Associate Professor
Department of Biology
Colorado State University
Evolution and Plasticity in Guppies: How Genes and Environment Shape Phenotypes

This case study focuses on the relationship between evolution and plasticity using a hands-on, inquiry-based approach. Students view examples from the literature that illustrate the difference between nature and nurture, or the relative contributions of genes and the environment in shaping phenotypes. Using the Trinidadian guppy system as an example, students learn about seminal work in the field in addition to exploring quantitative genetic techniques used to partition phenotypic variance between genes (G) and the environment (E). They use real data from one of the publications cited in the case to graph reaction norms illustrating GxE interactions at the family and population level. The inquiry-based approach means that students are introduced to new concepts in a stepwise fashion, and asked to develop and build their understanding using causal, explanatory evidence. The case concludes with an exercise in which students apply their knowledge to a real conservation problem in Trinidad and Tobago, where guppies are native.
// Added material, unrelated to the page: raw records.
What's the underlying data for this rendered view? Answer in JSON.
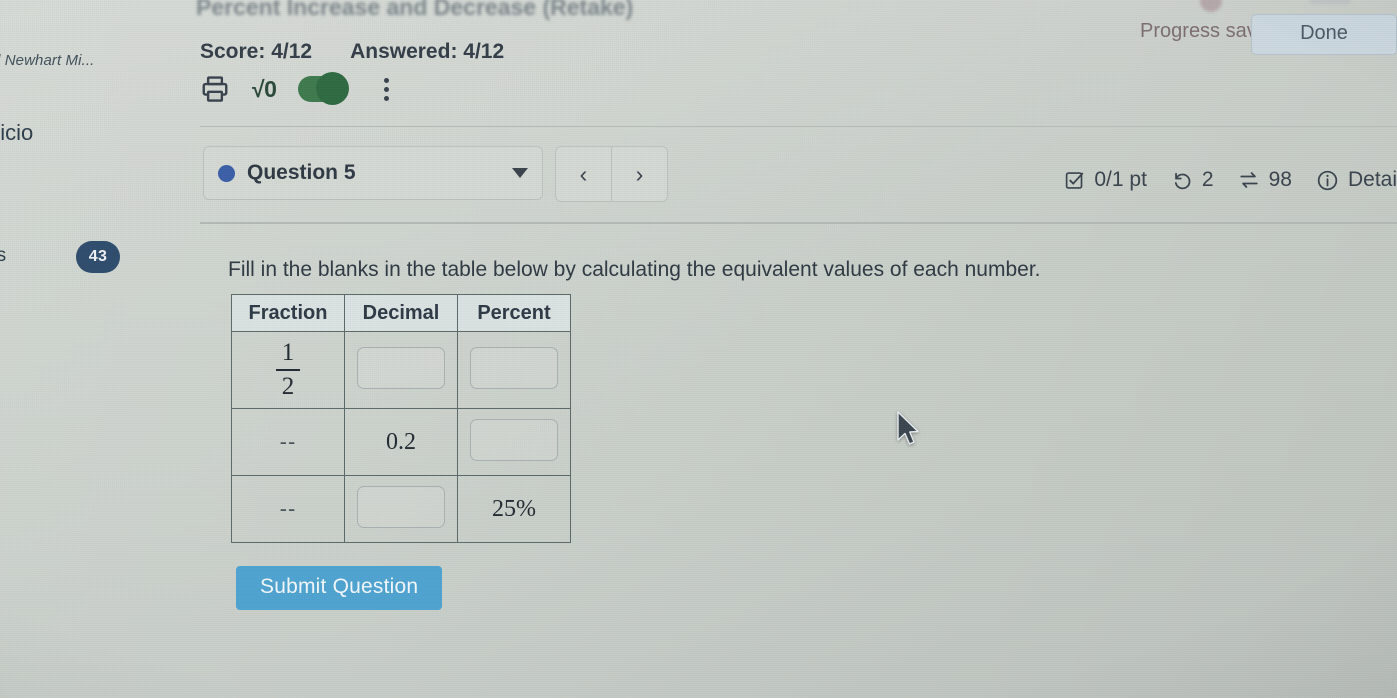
{
  "page": {
    "heading": "Percent Increase and Decrease (Retake)",
    "background_color": "#ccd2cc"
  },
  "sidebar": {
    "course_label": "d Newhart Mi...",
    "home_label": "nicio",
    "messages_label": "es",
    "messages_badge": "43",
    "badge_color": "#2f4d6e"
  },
  "header": {
    "score_label": "Score: 4/12",
    "answered_label": "Answered: 4/12",
    "progress_saved_label": "Progress saved",
    "done_label": "Done",
    "toolbar": {
      "print_icon": "printer-icon",
      "math_label": "√0",
      "toggle_state": "on",
      "toggle_color": "#3f7a4e",
      "menu_icon": "kebab-menu-icon"
    }
  },
  "question_bar": {
    "question_label": "Question 5",
    "dot_color": "#3c5fa8",
    "dropdown_icon": "chevron-down-icon",
    "prev_label": "‹",
    "next_label": "›"
  },
  "status": {
    "points_label": "0/1 pt",
    "attempts_label": "2",
    "version_label": "98",
    "details_label": "Detai",
    "checkbox_icon": "checkbox-icon",
    "retry_icon": "undo-arrow-icon",
    "swap_icon": "swap-arrows-icon",
    "info_icon": "info-circle-icon"
  },
  "question": {
    "prompt": "Fill in the blanks in the table below by calculating the equivalent values of each number.",
    "table": {
      "headers": [
        "Fraction",
        "Decimal",
        "Percent"
      ],
      "rows": [
        {
          "fraction": {
            "type": "fraction",
            "numerator": "1",
            "denominator": "2"
          },
          "decimal": {
            "type": "input",
            "value": ""
          },
          "percent": {
            "type": "input",
            "value": ""
          }
        },
        {
          "fraction": {
            "type": "text",
            "value": "--"
          },
          "decimal": {
            "type": "text",
            "value": "0.2"
          },
          "percent": {
            "type": "input",
            "value": ""
          }
        },
        {
          "fraction": {
            "type": "text",
            "value": "--"
          },
          "decimal": {
            "type": "input",
            "value": ""
          },
          "percent": {
            "type": "text",
            "value": "25%"
          }
        }
      ]
    },
    "submit_label": "Submit Question"
  }
}
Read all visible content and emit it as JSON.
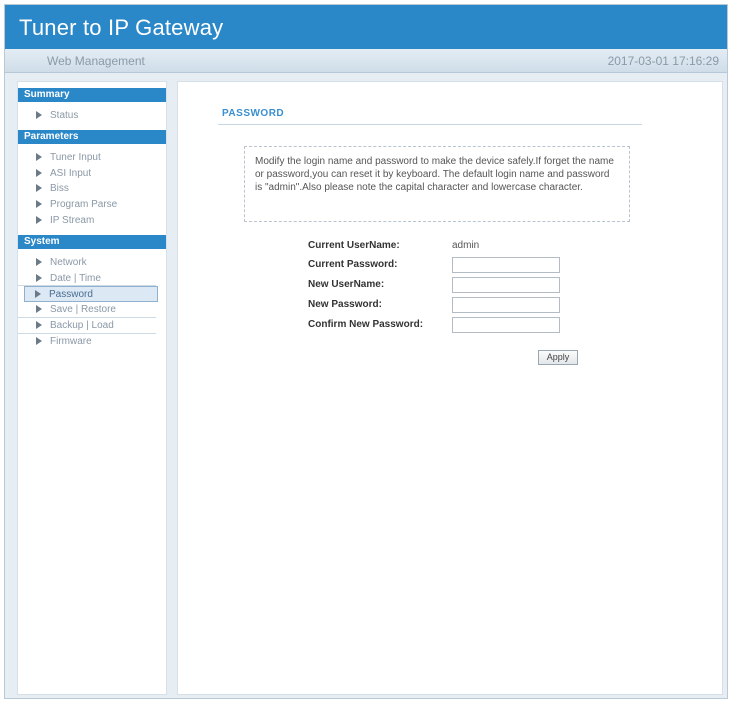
{
  "header": {
    "title": "Tuner to IP Gateway"
  },
  "subbar": {
    "management_label": "Web Management",
    "datetime": "2017-03-01 17:16:29"
  },
  "sidebar": {
    "sections": [
      {
        "title": "Summary",
        "items": [
          "Status"
        ]
      },
      {
        "title": "Parameters",
        "items": [
          "Tuner Input",
          "ASI Input",
          "Biss",
          "Program Parse",
          "IP Stream"
        ]
      },
      {
        "title": "System",
        "items": [
          "Network",
          "Date | Time",
          "Password",
          "Save | Restore",
          "Backup | Load",
          "Firmware"
        ]
      }
    ],
    "active_item": "Password"
  },
  "main": {
    "page_title": "PASSWORD",
    "notice": "Modify the login name and password to make the device safely.If forget the name or password,you can reset it by keyboard. The default login name and password is \"admin\".Also please note the capital character and lowercase character.",
    "form": {
      "current_username_label": "Current UserName:",
      "current_username_value": "admin",
      "current_password_label": "Current Password:",
      "new_username_label": "New UserName:",
      "new_password_label": "New Password:",
      "confirm_password_label": "Confirm New Password:",
      "current_password_value": "",
      "new_username_value": "",
      "new_password_value": "",
      "confirm_password_value": ""
    },
    "apply_label": "Apply"
  }
}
This case would be appropriate for an upper level biology, genetics, or evolution course.